Cook safe this holiday season

This is an archived article and the information in the article may be outdated.

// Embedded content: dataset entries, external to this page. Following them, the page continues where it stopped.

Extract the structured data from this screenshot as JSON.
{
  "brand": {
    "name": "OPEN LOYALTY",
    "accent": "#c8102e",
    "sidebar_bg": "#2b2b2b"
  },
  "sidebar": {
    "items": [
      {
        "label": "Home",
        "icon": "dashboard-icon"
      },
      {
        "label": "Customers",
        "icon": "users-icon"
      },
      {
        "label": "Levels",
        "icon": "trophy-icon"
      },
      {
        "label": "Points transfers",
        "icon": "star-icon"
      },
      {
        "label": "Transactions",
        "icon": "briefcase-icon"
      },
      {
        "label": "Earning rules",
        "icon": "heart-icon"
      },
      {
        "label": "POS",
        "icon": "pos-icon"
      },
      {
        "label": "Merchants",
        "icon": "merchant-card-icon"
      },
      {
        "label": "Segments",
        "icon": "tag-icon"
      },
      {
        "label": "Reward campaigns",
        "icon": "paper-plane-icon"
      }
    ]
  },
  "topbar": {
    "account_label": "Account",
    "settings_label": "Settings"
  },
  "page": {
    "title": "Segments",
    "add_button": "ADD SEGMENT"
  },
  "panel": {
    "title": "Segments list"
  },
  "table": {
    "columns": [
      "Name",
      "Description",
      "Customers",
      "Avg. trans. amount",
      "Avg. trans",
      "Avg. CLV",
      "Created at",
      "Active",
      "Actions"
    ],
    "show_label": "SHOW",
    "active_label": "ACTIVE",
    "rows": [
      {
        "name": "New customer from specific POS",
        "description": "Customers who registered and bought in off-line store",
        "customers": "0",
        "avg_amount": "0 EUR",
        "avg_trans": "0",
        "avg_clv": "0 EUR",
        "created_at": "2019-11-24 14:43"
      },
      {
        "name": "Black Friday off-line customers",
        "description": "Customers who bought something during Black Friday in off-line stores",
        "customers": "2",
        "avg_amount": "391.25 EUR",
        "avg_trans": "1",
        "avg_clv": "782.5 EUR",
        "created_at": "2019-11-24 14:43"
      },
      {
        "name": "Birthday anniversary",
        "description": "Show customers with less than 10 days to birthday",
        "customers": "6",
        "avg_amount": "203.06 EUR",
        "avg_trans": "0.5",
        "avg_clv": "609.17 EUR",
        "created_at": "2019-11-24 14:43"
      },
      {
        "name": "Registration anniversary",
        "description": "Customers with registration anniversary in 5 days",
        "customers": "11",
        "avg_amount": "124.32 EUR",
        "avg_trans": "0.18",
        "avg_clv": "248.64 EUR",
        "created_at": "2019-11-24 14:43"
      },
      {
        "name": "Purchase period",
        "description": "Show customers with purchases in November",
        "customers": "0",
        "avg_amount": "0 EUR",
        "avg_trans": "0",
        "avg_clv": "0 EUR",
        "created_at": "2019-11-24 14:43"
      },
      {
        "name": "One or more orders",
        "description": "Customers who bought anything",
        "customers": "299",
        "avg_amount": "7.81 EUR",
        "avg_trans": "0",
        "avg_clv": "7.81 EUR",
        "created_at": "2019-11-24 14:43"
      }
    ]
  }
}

Please look at the time stamp on the story to see when it was last updated.

NATION – Thanksgiving…let`s face it, it`s all about the food.

And after dinner’s done you want to go shopping at all those blowout sales, not have a blowout of your own.

So we`ve got some tips to keep your meals from coming back to haunt you.

Carol Wolin-Riklin, a UTHealth Dietitian offered some helpful tips:

“With Thanksgiving the biggest the concern is actually the turkey, and it`s so important that people really have a meat thermometer, so that they can check and make sure that not only the turkey, but the stuffing gets to 165 degrees, because you want to kill any bacteria within the meat and poultry.  You don`t want to get sick from E. coli or salmonella

Make sure to keep the prep surfaces clean.

Wolin-Riklin said: “It`s always good to wipe the counters and the surfaces down with hot soapy water after you`ve finished prepping a meal, or if you`ve had cooked food on.”

It`s always nice to bring a dish with you for a meal with friends or family, just make sure to cook it through before taking it over.

Wolin-Riklin said: “You don`t want to take a partially cooked food item and carry it at room temperature, and then reheat it.”

Having a buffet?  don`t leave food out for more than two hours.

Wolin-Riklin Said: “Just put out smaller shallow plates of food and after 2 hours discard the food and put fresh food out.”

ANd let`s not forget one of the big joys of the thanksgiving meal… left overs.

Wolin-Riklin Said: “Leftovers are generally good for about 3 to 4 days.  Meats, poultry and side dishes may not look funny, or smell funny, or have a glossy texture to them, but it doesn`t mean that they`re safe to eat; they can still make you sick.

Just a little bit of prevention will ensure that the only food you see a second time are the left overs.